Rowland showed the starting performance metrics for Walmart on time. I scribbled down notes from this talk and captured a representation of the program’s beginning benchmarked performance. (This is not accurate; just what I was able to scribble down).
I suddenly felt like I had seen a similar picture before. Was it a hat? Those who read The Little Prince, by Antoine de Saint-Exupéry will remember.
But just like in the Little Prince—it was not a hat, but a snake that had swallowed an elephant—so in our case, my notebook graphic represents something different for the supply chain.
Though I can think of a really good reason to be early, like my Mother told me so, the reality is that in supply chains it costs a lot of money to be early. In this case, many millions in carrying costs. Carrying costs means less margin for all. And early is a lack of precision which also reflects the lack of responsiveness inherent in long cycle times. Once you have shipped, suppliers might be surmising, Walmart can’t cancel. Also, they can’t ding me on my scorecard for being late. All true, before.
But we all must grow up some time. The Little Prince has to go back to his planet and supply chain practices have to get better. After seeing many compliance presentations from retailers over the years, I felt like this was a pretty reasonable program, to be honest.
Interesting, and hats-off on this to Walmart, who doesn’t want to spend time in the minutiae of additional transactions, chasing disagreements with suppliers for a mere pittance, and increased phone calls, emails and finger pointings, which add to the cost of the business (remember) vs. many compliance programs that we see around. So, variances and penalties that equal $1000 or less will not be pursued.
This is quite like a really lean program to improve performance yet reduce disputes, transactions and paper work, and to not create a revenue source as some retailers have.
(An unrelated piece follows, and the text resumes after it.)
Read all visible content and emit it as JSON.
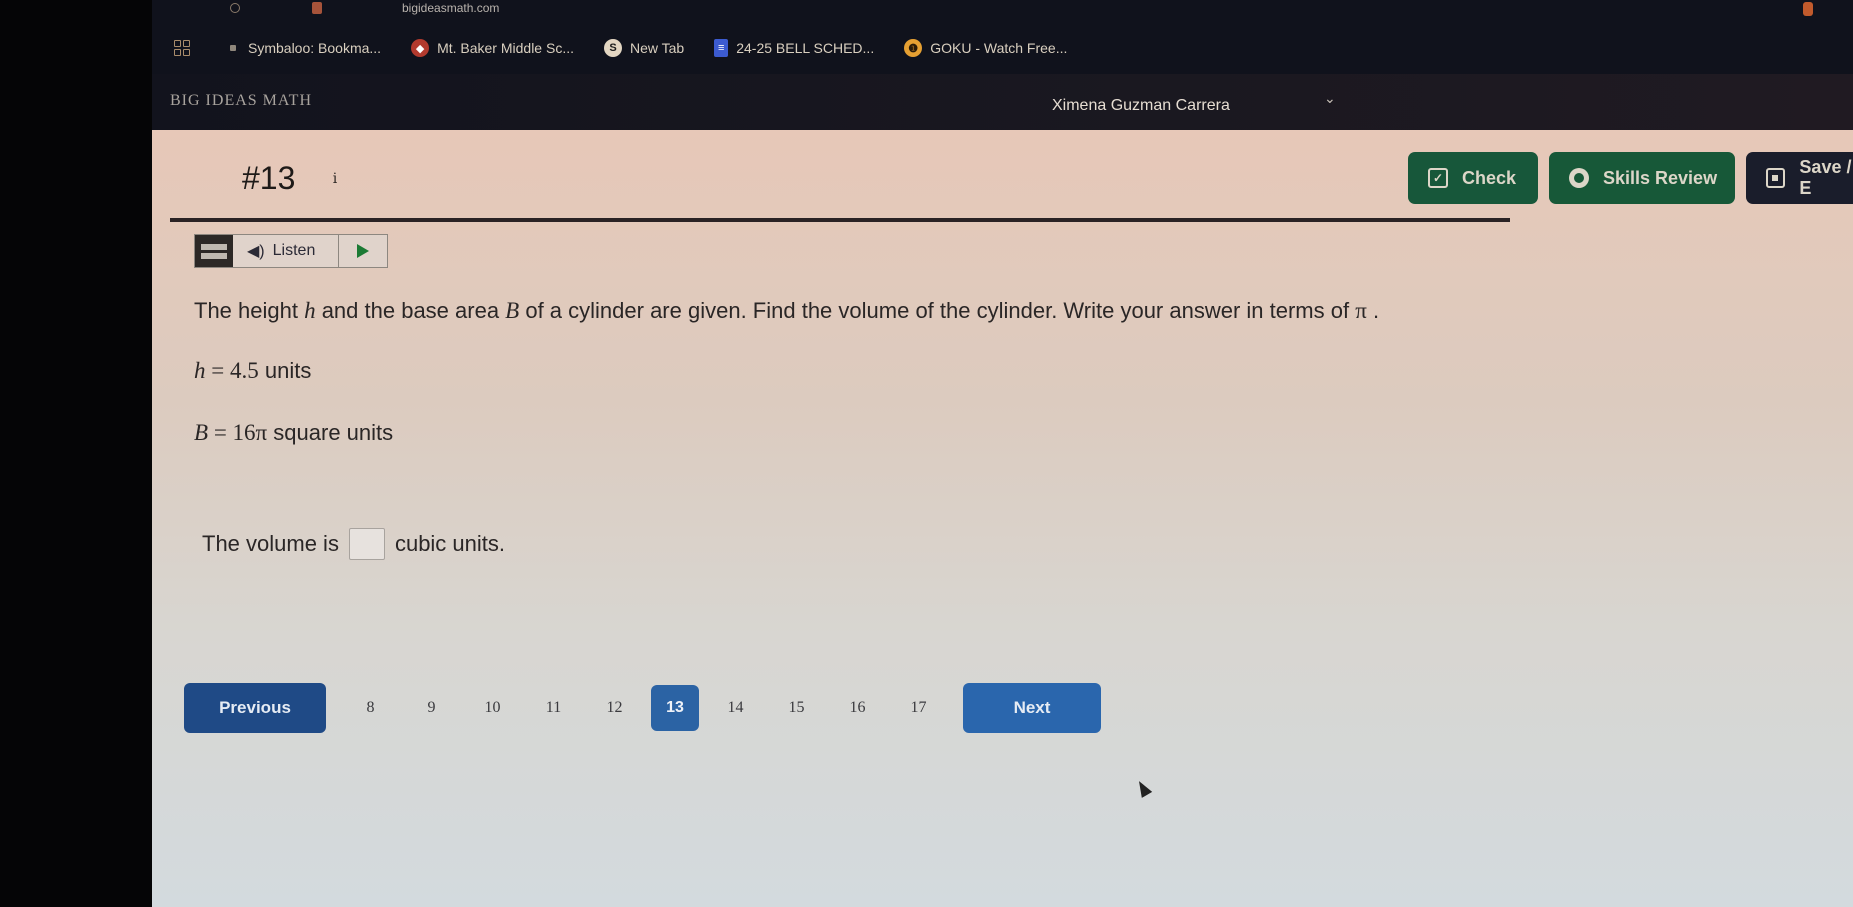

So many of the principles in supply chain focus on customer metrics, shorter cycle times, responsiveness, accuracy, and pursuit of continuous improvement. So far, the Walmart program sounds like a motivator to do just that, rather than an odious “do it our way or else” program.
If, over time, it turns out I am wrong, I’ll eat my hat!